TASK DETAILS - Which lines below contain the word "value"? Copy each of them.

[[ INPUT open ]]

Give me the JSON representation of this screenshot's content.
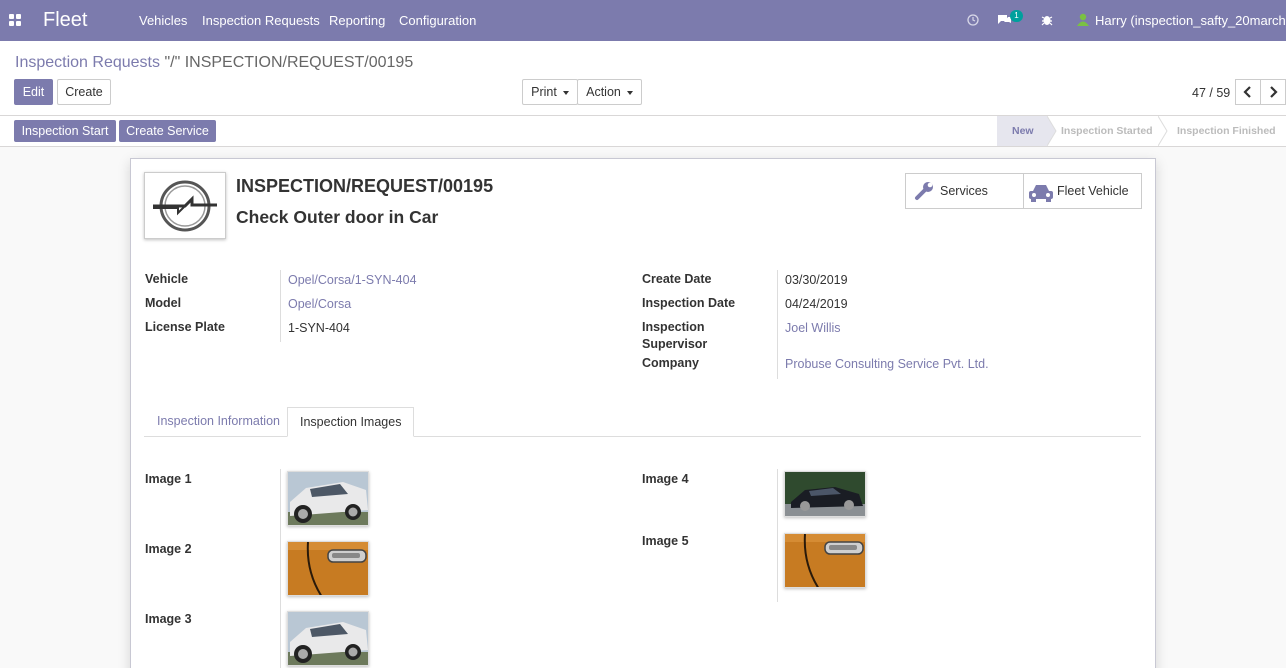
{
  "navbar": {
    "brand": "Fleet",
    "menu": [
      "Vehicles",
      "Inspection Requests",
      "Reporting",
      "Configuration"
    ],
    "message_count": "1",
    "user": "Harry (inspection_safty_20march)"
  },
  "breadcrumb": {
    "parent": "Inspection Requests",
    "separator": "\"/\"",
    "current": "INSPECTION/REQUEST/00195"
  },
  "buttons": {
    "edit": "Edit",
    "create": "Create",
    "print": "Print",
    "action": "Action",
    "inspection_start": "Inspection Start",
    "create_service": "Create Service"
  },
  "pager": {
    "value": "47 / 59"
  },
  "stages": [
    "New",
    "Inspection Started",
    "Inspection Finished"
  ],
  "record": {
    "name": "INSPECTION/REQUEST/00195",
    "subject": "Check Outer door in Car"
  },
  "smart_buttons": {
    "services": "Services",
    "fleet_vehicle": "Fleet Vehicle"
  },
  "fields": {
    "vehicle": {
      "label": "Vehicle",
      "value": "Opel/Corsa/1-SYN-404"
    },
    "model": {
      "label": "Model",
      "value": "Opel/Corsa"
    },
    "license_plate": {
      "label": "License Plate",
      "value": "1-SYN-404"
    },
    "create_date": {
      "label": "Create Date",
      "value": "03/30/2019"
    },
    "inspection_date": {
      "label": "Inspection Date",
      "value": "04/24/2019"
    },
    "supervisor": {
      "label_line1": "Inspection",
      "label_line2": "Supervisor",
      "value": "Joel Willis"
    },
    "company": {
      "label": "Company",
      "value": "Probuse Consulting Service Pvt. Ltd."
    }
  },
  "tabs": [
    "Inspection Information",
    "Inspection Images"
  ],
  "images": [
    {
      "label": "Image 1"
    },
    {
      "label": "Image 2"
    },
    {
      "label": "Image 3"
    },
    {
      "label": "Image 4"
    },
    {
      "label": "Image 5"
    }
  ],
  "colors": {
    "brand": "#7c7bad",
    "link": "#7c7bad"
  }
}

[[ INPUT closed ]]

EXERCISE ANSWER -
    "value": "47 / 59"
      "value": "Opel/Corsa/1-SYN-404"
      "value": "Opel/Corsa"
      "value": "1-SYN-404"
      "value": "03/30/2019"
      "value": "04/24/2019"
      "value": "Joel Willis"
      "value": "Probuse Consulting Service Pvt. Ltd."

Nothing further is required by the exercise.